A lot of Scouts do special messenger service. These lads, from having difficult jobs frequently given them and being expected to carry them out successfully, take them on with the greatest confidence, and, without asking a lot of silly questions, they start off in a businesslike way, and do them.

That is the way to deal with any difficulty in life. If you get a job or have trouble that seems to you to be too big for you, don't shirk it. Smile, think out a way by which you might get successfully through with it, and then go at it.

Remember that "a difficulty is no longer a difficulty when once you laugh at it-and tackle it".

Don't be afraid of making a mistake. Napoleon said, "Nobody ever made anything who never made a mistake."

A boy learning what he can as a Scout has a good chance in the world.MEMORY

Then practise remembering things. A fellow who has a good memory will get on because so many other people have poor memories from not practising them.

A great coral island is built up of tiny sea animals blocking themselves together. So also great knowledge in a man is built up by his noticing all sorts of little details and blocking them together in his mind by remembering them.LUCK

If you want to catch a bus you don't sit down and let it run past you, and then say, "How unlucky I am." You run to it and jump on. It is just the same with what some people call "luck"; they complain that luck never comes to them. Well, luck is really the chance of getting something good or of doing something great. The thing is to look out for every chance and seize it-run at it and jump on-don't sit down and wait for it to pass. Opportunity is a bus which has very few stopping places.CHOOSE A CAREER
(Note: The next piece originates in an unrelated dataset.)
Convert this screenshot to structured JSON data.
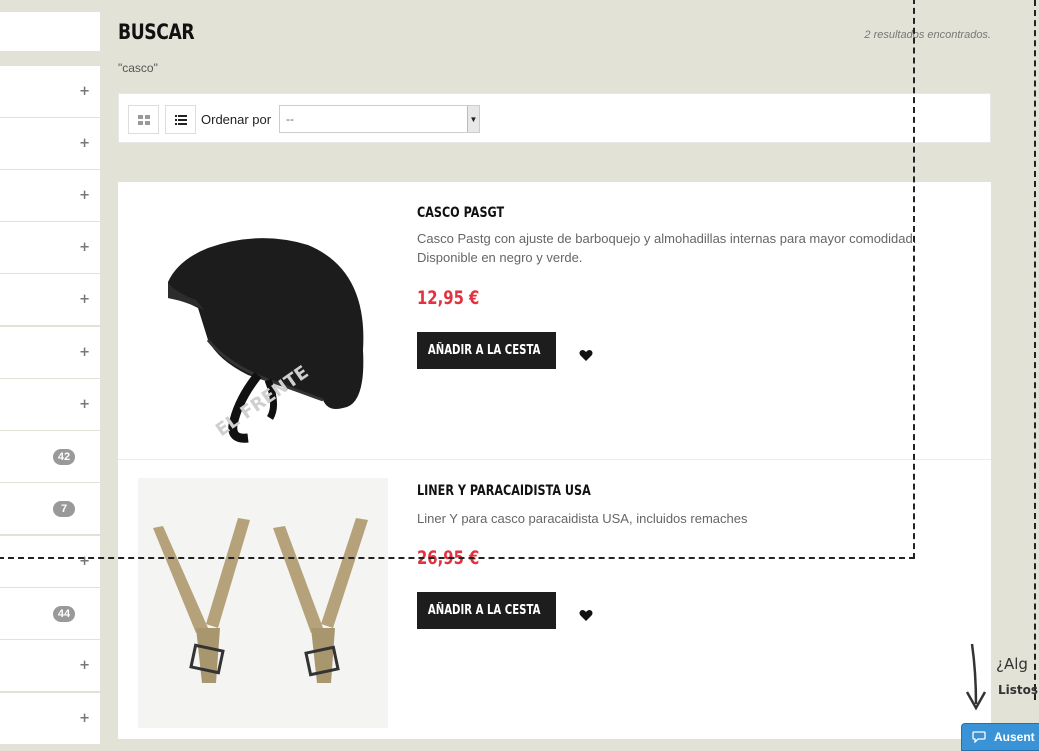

"Be Prepared" for what is going to happen to you in the future. If you are in a situation where you are earning money as a boy, what are you going to do when you finish that job ? You ought to be learning some proper trade, and save your pay in the meantime, to keep you going till you get employment in your future trade.

And try to learn something of a second trade, in case the first one fails you at any time, as so very often happens.

An employer told me once that he never engaged a lad who had yellow finger-tips (from smoking), or who carried his mouth open (boys who breathe through the mouth have a stupid look). Any man is sure of employment who has money in the bank, keeps away from drink, and is cheery.

Don't be an idler. Follow a useful trade if you want Success.

Lots of wasters or weaklings have gone out into the world and many of them have failed to make good, but I have never come across a failure among young fellows who have gone out with a real desire to work and with the ability to stick to their job, to act straight, and to keep sober.

Copyright 2004, xvbom